5 years after opening fine dining Sarong Bali to rave reviews, Will Meyrick, a Scottish who cut his teeth at Jimmy Liks and Longrain Sydney and have a love for all things Asian, is working up an appetite for street food from Burma, Cambodia and Vietnam (plus Thai – how can Meyrick completely shake off his Thai roots?) at one-year-old Mamasan. In a black-swathed double story former warehouse at Jalan Rayah Kerobokan, Meyrick has distilled a low-lit Shanghai-esque space with a confection of tanned leather Chesterfield couch and a specially commissioned Mamasan wall mural as centrepiece. From Meyrick’s quarterly travels, black-and-white photos of Asian street life adorn the walls and these set the scene for Mamasan’s eclectic menu of hearty (rather than refined) Asian street food.

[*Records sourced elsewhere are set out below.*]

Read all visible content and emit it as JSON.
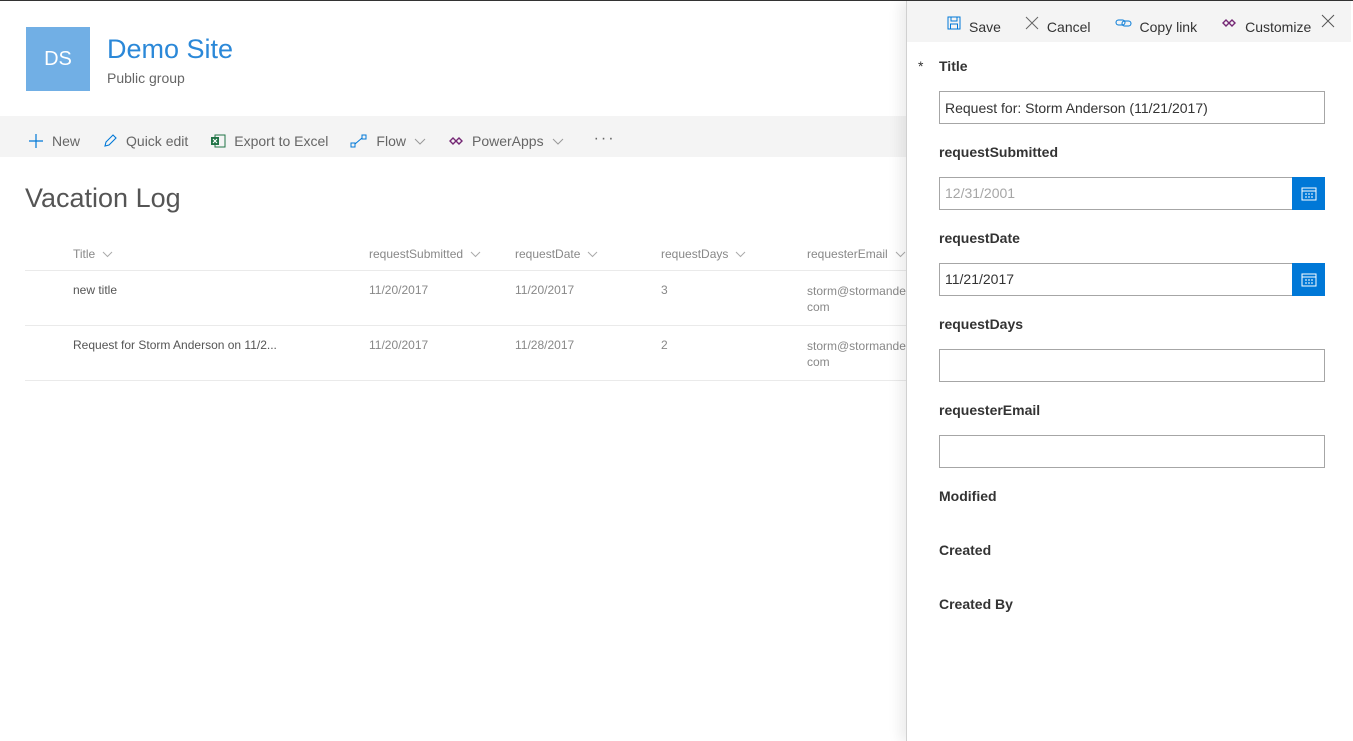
{
  "site": {
    "logo_initials": "DS",
    "title": "Demo Site",
    "subtitle": "Public group"
  },
  "commands": {
    "new": "New",
    "quick_edit": "Quick edit",
    "export": "Export to Excel",
    "flow": "Flow",
    "powerapps": "PowerApps",
    "more": "···"
  },
  "list": {
    "title": "Vacation Log",
    "columns": [
      "Title",
      "requestSubmitted",
      "requestDate",
      "requestDays",
      "requesterEmail"
    ],
    "rows": [
      {
        "title": "new title",
        "requestSubmitted": "11/20/2017",
        "requestDate": "11/20/2017",
        "requestDays": "3",
        "requesterEmail": "storm@stormande com"
      },
      {
        "title": "Request for Storm Anderson on 11/2...",
        "requestSubmitted": "11/20/2017",
        "requestDate": "11/28/2017",
        "requestDays": "2",
        "requesterEmail": "storm@stormande com"
      }
    ]
  },
  "panel": {
    "commands": {
      "save": "Save",
      "cancel": "Cancel",
      "copy_link": "Copy link",
      "customize": "Customize"
    },
    "fields": {
      "title_label": "Title",
      "required_marker": "*",
      "title_value": "Request for: Storm Anderson (11/21/2017)",
      "requestSubmitted_label": "requestSubmitted",
      "requestSubmitted_placeholder": "12/31/2001",
      "requestDate_label": "requestDate",
      "requestDate_value": "11/21/2017",
      "requestDays_label": "requestDays",
      "requestDays_value": "",
      "requesterEmail_label": "requesterEmail",
      "requesterEmail_value": "",
      "modified_label": "Modified",
      "created_label": "Created",
      "created_by_label": "Created By"
    }
  },
  "colors": {
    "accent": "#0078d7",
    "site_logo": "#71afe5",
    "site_title": "#2b88d8",
    "powerapps": "#742774",
    "excel": "#217346"
  }
}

Chiang Mai larp is a wicked toss of minced pork belly, pork liver, pork blood stir fried with heaps of herbs and chillies; crispy pork hock is served on the boned with nahm jihm jauw (barbequed pork with chilli dipping sauce) and nam plah prik (chillies with fish sauce); most riveting is the toothsome and refreshing deep fried soft shell crab enlivened with penny worth leaf, coriander leaves, peanut and lime. Instead of the classic mango sticky rice dessert, Meyrick gives the dessert a Balinese twist with sticky black rice pudding (a popular Balinese breakfast dish) in coconut cream crowned with mango slices. Come February 2013, Meyrick’s food empire expands to Jakarta with the debut of E&O - will it be a Sarong or Mamasan concept? Only time will tell. Jalan Raya Kerobokan  Badung, Bali; 62-361-730 436; www.mamasanbali.com

El Kabron

Unlike most popular indie dining hotspots that are concentrated in popular venues like Seminyak, this beach club-like eatery is sequestered away on the Southern fringe of Bail and accessed via a treacherous descend down a long and winding dirt track. Housed in an airy thatched roof cabana that opens out to a rock pool with babes in bikini surrounded by beanbags teeming with a sun-loving crowd, El Kabron has quietly gained a following for its unblocked cliff-side panorama best witnessed at dusk whilst tucking into pool-side tapas fare like paella, gazpacho and grilled calamari, washed down with Sangria.

Yes, the breathtaking views are clearly El Kabron’s trump card, but the food’s not too shabby either, not when you take into consideration that Marc Torices, who learnt his chops at 3-starred San Pau in Barcelona, is commanding the kitchen. Come end 2012, Torices will introduce a signatures menu crafted with local produce - think seafood salad with smoked fish, passion fruit and pomegranate and gnocchi in creamy seafood sauce crowned with luscious prawns. Then, perhaps El Kabron will truly make its mark as a culinary contender, at least in Southern Bali. Jl. Pantai Cemongkak Pecatu, Bali; +61-361-780 3416; www.chiringuitoelkabron.com www.bibikgourmand.com

  • Evelyn Chen